Monday, August 15, 2016

Defining Urban Fantasy

In the late 1980s, a number of fantasy authors began to write about the various creatures and tropes of fantasy like elves, other supernatural beings, and magic in contemporary times in big cities rather than the past or in mythic places.  

The Encyclopedia of Fantasy defined these urban fantasy novels as “texts where fantasy and the mundane world interact, intersect, and interweave throughout a tale which is significantly about a real city.”
Authors like Charles de Lint created stories where the real urban world and Fairy met.  Other writers during this period include Emma Bull and Mercedes Lackey.

The heart of these stories are folkloric in tone with a sense of a fairy tale being retold in modern terms.  The language of the novels is lyrical and poetic, and events from the main characters' point of view have a sense that something may or may not be happening.

This type of urban fantasy is now called traditional urban fantasy, and a current writer is Neil Gaiman.

In the late 1990s and beyond, a different type of urban fantasy began to appear.  These novels had their basis, not from fairy tales, but from the horror and mystery genres.  Other media influences included the TV show, BUFFY THE VAMPIRE SLAYER.  

These contemporary urban fantasies were popularized by Laurell K. Hamilton with her Anita Blake novels.  They have a strong protagonist who has some form of supernatural power.  

The narrative is usually in first person, and the world has a strong sense of good and evil.  

The real world is the gritty reality of the big city where the natural and the supernatural mix, often to disastrous results.  The main character usually has a probable sexual and crime-solving partner who is supernatural and a forbidden sexual partner either by society’s or her/his own standards.  

The main driving plot is a mystery which the main character must solve to prevent chaos, whether it be preventing bad supernaturals from harming humans or some form of disaster from occurring.  

Most often, the main character is in law enforcement-- a police officer, a private detective, or a bounty hunter.  

Mysteries by themselves have many varieties including the cozy and the detective novel, the police procedural, the spy novel, and the thriller.  

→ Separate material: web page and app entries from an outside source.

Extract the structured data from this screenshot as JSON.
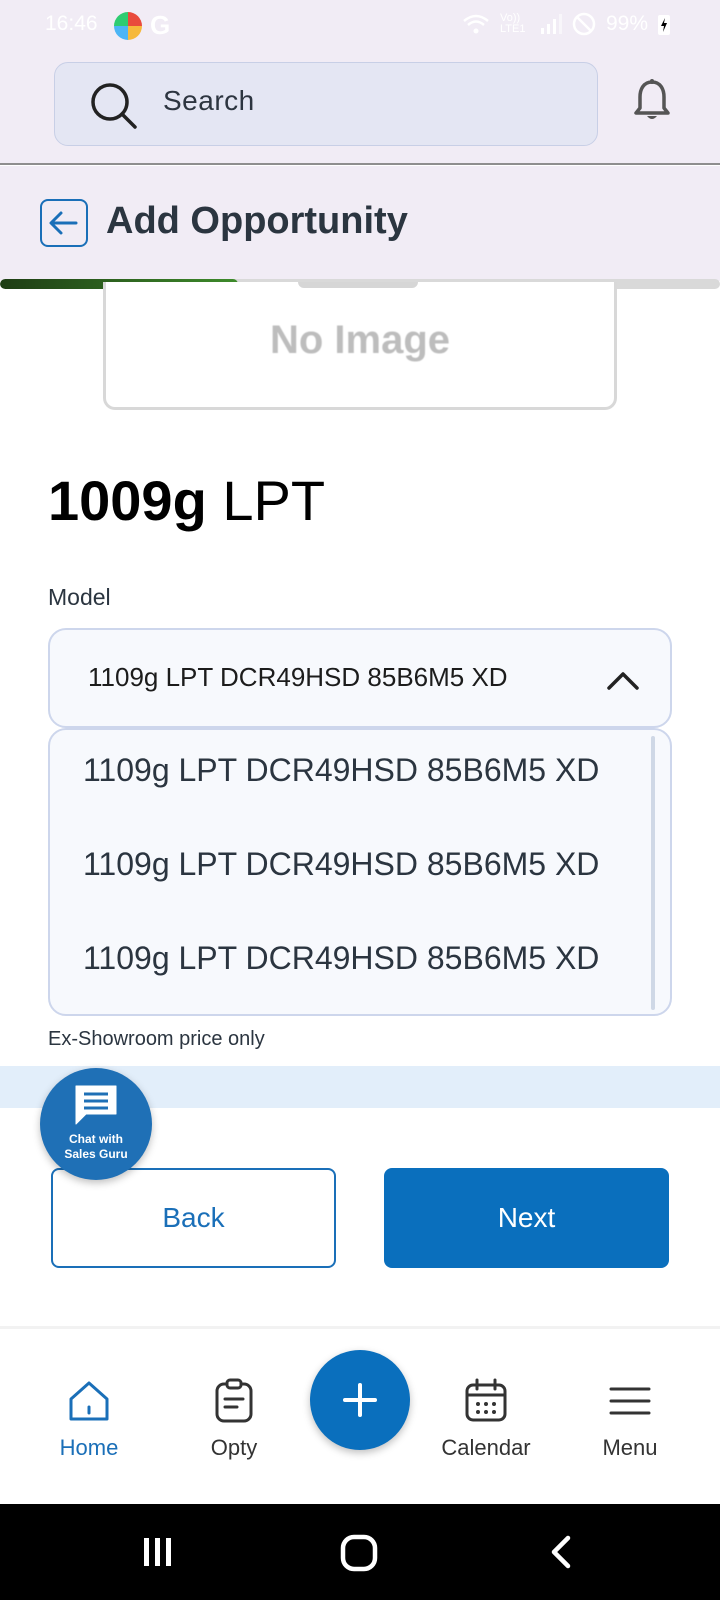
{
  "status_bar": {
    "time": "16:46",
    "battery": "99%",
    "network": "Vo)) LTE1"
  },
  "header": {
    "search_placeholder": "Search"
  },
  "page": {
    "title": "Add Opportunity",
    "progress_fraction": 0.33
  },
  "image_placeholder": {
    "label": "No Image"
  },
  "product": {
    "name_bold": "1009g",
    "name_rest": "LPT"
  },
  "model_field": {
    "label": "Model",
    "selected": "1109g LPT DCR49HSD 85B6M5 XD",
    "options": [
      "1109g LPT DCR49HSD 85B6M5 XD",
      "1109g LPT DCR49HSD 85B6M5 XD",
      "1109g LPT DCR49HSD 85B6M5 XD"
    ],
    "hint": "Ex-Showroom price only"
  },
  "chat": {
    "line1": "Chat with",
    "line2": "Sales Guru"
  },
  "actions": {
    "back_label": "Back",
    "next_label": "Next"
  },
  "bottom_nav": {
    "home": "Home",
    "opty": "Opty",
    "calendar": "Calendar",
    "menu": "Menu"
  },
  "colors": {
    "primary": "#0a6fbd",
    "progress": "#3e8b2b",
    "header_bg": "#f1ecf5"
  }
}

Each type of mystery has an urban fantasy equivalent.   Here are some examples.

COZY:  An amateur detective solves a murder with minimal blood and violence involved.  (Think Miss Marple or MURDER SHE WROTE)

Charlaine Harris' Sookie Stackhouse/TRUE BLOOD novels.

PROFESSIONAL AMATEUR DETECTIVE:  A professional in a specific setting uses his insider information to solve a crime.  The Dick Francis novels about horse racing are a good example. 

Marjorie M. Liu's   "Hunter Kiss" series. The heroine's job is to kill demons, and she must solve mysteries involving them.  

POLICE PROCEDURAL: Think LAW AND ORDER or any serious cop show. 

Keri Arthur's Riley Jenson series

Anton Strout's DEAD series.  Paranormal NYC government agency which takes care of paranormal threats and covers them up. Hero Simon is an ex-thief who uses psychometry to read objects.

CE Murphy series. Shaman cop Joanne Walker.


Many of Kelley Armstrong's "The Otherworld Series."   

Kat Richardson's “Greywalker” novels.

Jim Butcher's "Dresden Files."


Laura Anne Gilman's HARD MAGIC.    Magic (the current/electricity) is seen as a science with spells.  A group of young Talents is brought together to create the first forensic magic investigative team. 


Simon R. Green's Eddie Drood novels.  

Some of these novels are marketed as paranormal mystery rather than urban fantasy.  Often, this is because the author is already an established mystery writer like Charlaine Harris.  

No comments: